- _EXERCISE GOAL_:
From the material that follows, please give the number of lines containing the string "ipconfig", and that number alone.

- _EXCERPTED RECORDS_:

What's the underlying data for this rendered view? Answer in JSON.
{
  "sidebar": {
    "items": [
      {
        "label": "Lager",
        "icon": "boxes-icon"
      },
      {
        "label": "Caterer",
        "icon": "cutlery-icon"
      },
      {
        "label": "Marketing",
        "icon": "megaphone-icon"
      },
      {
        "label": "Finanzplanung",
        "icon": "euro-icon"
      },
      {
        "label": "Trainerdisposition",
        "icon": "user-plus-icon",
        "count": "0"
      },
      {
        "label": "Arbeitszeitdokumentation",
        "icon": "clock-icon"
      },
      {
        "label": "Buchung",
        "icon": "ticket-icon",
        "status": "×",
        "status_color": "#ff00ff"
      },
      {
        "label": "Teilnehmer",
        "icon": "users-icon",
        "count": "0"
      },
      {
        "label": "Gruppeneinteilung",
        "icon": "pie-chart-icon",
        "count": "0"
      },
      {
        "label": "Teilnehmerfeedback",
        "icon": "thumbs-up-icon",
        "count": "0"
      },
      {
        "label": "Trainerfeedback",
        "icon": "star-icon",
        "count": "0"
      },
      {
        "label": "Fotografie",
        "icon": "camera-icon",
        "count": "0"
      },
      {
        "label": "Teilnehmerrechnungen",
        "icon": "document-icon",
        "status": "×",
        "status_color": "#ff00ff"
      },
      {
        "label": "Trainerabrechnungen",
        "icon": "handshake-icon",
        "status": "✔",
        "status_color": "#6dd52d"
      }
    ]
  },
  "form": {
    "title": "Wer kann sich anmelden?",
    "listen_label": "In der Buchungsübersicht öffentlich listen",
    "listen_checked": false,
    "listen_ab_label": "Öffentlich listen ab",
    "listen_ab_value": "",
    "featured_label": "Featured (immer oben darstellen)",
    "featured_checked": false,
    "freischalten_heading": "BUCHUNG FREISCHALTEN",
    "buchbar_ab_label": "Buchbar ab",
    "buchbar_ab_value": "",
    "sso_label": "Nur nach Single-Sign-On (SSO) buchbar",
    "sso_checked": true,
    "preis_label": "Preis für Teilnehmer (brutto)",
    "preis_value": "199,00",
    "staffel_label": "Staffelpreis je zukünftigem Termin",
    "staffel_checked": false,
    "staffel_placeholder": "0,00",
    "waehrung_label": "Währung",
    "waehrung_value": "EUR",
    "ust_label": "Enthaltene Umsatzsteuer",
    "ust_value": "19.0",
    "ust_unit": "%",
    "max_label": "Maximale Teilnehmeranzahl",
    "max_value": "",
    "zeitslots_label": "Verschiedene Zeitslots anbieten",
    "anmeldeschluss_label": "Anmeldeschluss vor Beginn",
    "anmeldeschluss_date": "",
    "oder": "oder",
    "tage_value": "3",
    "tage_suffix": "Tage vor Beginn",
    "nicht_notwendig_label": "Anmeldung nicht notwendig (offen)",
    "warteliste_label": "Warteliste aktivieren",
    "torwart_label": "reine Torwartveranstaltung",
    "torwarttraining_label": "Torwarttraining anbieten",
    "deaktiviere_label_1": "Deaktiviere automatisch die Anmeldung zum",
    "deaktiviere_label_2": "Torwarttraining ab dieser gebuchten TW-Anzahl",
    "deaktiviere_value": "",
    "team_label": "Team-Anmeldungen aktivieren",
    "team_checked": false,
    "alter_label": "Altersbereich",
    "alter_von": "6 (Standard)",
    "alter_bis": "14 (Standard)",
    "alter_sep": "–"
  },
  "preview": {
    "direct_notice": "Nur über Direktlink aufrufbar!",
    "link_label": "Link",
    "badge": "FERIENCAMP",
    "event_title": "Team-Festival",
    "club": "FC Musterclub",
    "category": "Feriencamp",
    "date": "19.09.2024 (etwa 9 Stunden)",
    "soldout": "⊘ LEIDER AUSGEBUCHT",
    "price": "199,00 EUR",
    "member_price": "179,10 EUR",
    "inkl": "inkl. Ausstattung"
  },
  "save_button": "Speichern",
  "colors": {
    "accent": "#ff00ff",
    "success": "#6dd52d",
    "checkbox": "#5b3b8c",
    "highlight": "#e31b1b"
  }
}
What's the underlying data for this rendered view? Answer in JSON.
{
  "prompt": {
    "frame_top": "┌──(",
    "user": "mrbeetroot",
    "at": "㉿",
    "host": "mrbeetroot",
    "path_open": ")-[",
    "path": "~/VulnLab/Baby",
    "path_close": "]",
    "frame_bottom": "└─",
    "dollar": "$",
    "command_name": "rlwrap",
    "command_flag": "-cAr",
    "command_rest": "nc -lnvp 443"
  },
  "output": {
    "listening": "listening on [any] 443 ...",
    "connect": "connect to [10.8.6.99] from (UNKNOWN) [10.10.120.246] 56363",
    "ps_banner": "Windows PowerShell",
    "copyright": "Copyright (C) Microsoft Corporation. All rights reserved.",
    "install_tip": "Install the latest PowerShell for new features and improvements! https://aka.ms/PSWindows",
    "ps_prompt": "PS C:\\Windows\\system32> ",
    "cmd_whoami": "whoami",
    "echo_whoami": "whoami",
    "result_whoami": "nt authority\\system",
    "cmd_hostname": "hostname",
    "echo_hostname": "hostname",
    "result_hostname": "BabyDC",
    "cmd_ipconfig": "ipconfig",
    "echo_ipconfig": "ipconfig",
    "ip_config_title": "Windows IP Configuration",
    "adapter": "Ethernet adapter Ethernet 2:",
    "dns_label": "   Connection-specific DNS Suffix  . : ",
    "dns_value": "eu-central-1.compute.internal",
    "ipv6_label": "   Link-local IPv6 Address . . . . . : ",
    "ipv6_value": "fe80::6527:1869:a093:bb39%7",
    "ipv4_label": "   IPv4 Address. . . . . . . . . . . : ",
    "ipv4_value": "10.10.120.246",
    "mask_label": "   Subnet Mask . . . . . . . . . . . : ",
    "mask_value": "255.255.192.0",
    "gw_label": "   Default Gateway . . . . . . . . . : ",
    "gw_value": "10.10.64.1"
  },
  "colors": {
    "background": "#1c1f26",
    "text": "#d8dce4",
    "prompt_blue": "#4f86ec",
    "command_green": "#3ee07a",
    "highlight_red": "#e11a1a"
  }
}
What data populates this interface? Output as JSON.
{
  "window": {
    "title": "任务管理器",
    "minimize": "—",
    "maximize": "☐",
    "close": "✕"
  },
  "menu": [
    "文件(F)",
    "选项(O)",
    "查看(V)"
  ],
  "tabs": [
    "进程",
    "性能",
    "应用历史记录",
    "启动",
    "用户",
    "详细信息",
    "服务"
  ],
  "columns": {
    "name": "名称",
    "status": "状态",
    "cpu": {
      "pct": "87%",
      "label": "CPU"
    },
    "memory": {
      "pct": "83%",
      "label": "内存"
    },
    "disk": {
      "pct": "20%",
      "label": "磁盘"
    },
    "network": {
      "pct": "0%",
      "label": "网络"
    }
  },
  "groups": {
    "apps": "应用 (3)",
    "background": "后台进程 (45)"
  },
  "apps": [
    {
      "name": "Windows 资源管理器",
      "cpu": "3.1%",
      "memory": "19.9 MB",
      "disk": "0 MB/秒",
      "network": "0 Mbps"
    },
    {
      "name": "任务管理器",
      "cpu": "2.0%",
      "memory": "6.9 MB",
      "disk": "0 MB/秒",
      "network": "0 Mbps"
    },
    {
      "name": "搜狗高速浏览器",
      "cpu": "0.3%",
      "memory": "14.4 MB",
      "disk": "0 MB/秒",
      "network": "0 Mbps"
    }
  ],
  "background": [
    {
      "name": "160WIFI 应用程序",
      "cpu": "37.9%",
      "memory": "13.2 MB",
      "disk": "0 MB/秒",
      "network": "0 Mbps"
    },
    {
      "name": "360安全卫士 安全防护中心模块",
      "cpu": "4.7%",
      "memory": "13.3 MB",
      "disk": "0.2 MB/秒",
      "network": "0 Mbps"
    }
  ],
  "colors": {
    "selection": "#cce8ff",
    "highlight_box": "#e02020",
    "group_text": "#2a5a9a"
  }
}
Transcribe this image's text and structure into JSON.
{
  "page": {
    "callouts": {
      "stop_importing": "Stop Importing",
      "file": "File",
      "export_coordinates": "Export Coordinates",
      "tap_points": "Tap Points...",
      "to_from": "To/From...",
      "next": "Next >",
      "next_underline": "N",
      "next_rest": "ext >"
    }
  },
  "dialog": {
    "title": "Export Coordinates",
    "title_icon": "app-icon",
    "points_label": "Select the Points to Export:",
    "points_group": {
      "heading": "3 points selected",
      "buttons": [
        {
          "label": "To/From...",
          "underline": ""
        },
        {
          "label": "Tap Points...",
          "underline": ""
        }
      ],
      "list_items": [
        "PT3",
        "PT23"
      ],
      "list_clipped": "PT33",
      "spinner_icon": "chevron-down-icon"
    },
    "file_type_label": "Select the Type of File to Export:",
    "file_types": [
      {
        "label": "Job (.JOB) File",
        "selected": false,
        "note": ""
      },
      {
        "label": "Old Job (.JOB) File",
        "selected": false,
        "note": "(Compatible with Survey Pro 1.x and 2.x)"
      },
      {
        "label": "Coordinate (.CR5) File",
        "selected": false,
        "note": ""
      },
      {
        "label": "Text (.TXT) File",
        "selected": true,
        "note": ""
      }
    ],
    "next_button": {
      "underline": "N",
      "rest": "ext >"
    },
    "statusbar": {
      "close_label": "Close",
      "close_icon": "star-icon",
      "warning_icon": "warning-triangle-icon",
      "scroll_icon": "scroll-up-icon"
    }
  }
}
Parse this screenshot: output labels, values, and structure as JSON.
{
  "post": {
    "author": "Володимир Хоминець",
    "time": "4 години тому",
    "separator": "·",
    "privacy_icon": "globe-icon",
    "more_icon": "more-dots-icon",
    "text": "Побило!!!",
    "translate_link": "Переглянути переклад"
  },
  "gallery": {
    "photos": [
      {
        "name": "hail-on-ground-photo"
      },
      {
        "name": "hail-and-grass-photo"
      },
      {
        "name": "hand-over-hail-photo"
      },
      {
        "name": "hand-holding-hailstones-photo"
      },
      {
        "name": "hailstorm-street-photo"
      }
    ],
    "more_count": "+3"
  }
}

- _ANSWER FOR THE TASK_:
2